Dataset rows for apps and sites
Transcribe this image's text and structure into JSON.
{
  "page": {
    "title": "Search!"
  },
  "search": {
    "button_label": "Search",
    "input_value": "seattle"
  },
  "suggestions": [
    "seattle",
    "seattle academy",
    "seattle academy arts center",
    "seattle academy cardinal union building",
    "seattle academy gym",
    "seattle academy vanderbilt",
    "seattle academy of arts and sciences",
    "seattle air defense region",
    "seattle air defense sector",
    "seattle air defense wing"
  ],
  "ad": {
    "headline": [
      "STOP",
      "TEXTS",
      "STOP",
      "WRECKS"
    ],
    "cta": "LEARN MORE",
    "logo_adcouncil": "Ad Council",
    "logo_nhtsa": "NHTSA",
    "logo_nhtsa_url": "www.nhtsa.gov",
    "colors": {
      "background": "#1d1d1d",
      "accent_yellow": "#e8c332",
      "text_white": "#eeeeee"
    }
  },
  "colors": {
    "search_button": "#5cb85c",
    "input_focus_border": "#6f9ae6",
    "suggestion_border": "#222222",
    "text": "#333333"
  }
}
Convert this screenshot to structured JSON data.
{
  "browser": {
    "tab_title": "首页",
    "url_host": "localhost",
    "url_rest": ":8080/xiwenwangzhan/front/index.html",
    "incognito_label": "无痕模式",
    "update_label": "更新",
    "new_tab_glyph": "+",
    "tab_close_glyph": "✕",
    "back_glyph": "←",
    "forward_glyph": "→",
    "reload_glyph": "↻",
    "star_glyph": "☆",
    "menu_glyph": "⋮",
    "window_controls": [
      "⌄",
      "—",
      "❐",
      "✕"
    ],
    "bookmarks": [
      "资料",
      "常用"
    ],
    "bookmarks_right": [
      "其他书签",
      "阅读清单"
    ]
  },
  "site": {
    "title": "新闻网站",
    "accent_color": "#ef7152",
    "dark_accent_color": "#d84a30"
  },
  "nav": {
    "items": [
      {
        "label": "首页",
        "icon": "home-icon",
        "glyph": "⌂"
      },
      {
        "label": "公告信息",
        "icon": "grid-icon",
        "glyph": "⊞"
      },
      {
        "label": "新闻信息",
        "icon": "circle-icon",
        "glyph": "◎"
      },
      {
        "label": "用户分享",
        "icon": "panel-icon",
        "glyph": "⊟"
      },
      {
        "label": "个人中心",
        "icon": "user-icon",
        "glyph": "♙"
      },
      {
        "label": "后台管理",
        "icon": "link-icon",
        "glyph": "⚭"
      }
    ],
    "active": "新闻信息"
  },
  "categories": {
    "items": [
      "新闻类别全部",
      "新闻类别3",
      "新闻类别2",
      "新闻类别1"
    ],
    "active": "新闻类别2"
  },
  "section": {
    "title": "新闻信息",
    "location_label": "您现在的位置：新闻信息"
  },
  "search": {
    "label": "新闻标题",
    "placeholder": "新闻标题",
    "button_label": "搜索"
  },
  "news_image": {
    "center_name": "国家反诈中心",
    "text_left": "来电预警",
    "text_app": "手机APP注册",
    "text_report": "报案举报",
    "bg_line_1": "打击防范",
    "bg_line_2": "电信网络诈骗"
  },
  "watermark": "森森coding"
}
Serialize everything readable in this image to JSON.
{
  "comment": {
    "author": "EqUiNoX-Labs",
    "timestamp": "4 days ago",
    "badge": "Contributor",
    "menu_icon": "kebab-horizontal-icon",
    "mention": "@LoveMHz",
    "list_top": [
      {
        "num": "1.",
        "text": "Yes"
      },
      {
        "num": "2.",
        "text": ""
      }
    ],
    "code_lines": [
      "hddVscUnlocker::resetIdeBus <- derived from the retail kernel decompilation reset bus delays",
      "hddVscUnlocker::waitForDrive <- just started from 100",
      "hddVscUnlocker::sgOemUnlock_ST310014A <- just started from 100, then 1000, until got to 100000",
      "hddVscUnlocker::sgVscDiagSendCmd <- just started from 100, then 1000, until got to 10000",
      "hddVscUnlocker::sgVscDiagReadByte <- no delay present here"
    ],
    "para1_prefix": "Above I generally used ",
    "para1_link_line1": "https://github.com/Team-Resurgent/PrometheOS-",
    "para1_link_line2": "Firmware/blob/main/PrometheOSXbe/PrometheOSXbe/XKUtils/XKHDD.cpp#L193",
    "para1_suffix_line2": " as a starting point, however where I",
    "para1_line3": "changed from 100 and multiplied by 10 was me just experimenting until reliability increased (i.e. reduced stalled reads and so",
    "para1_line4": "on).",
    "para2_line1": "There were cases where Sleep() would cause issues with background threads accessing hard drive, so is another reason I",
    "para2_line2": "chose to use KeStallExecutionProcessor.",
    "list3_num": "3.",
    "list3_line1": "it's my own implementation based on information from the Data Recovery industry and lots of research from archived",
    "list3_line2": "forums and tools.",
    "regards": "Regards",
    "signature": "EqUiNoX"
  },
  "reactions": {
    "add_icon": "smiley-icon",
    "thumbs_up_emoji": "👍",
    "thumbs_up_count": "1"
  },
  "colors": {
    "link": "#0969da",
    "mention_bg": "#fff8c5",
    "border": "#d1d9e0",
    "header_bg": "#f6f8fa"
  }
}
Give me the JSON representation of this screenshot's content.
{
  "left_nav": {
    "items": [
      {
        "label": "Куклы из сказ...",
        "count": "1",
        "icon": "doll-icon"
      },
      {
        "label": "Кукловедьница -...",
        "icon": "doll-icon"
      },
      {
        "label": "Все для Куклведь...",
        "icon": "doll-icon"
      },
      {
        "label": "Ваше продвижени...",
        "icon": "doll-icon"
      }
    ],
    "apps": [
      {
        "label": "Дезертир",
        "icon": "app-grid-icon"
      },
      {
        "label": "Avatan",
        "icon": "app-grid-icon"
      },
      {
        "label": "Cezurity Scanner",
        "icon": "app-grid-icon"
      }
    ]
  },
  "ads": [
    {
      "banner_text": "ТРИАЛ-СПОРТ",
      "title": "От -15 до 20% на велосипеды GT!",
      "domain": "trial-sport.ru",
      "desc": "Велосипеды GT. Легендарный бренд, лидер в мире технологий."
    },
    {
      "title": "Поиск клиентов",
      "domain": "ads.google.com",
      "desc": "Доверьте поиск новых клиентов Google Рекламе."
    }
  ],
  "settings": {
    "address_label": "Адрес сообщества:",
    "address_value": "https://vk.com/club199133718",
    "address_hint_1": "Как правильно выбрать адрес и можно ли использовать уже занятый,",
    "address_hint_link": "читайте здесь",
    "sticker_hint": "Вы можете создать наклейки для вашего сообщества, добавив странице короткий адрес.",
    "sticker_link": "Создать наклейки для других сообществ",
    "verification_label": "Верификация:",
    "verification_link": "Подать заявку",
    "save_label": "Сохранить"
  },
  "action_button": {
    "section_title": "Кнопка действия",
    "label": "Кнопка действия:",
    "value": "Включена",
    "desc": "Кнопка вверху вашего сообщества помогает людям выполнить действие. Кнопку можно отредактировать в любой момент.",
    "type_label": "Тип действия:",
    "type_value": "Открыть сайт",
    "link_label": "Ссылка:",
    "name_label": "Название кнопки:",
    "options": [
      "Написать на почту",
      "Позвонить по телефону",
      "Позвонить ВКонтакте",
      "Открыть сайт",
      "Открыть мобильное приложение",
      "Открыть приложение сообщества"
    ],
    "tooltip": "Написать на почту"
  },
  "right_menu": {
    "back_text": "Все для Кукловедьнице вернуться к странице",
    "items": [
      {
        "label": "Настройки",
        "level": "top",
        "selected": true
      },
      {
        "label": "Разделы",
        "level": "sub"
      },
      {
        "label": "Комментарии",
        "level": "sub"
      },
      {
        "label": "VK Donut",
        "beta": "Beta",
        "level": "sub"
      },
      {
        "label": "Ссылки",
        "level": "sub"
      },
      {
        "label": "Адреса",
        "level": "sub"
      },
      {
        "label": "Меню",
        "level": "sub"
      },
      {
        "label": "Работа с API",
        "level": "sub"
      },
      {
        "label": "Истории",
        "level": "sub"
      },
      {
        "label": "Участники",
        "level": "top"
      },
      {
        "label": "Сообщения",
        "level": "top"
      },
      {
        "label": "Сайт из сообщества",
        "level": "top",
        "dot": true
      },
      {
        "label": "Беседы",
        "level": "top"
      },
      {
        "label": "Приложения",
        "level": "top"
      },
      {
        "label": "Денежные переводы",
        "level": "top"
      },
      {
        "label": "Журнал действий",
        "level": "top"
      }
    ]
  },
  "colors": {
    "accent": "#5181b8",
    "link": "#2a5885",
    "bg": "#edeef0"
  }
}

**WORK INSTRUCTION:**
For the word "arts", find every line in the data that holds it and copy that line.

**ANSWER TO THE PROBLEM:**
    "seattle academy arts center",
    "seattle academy of arts and sciences",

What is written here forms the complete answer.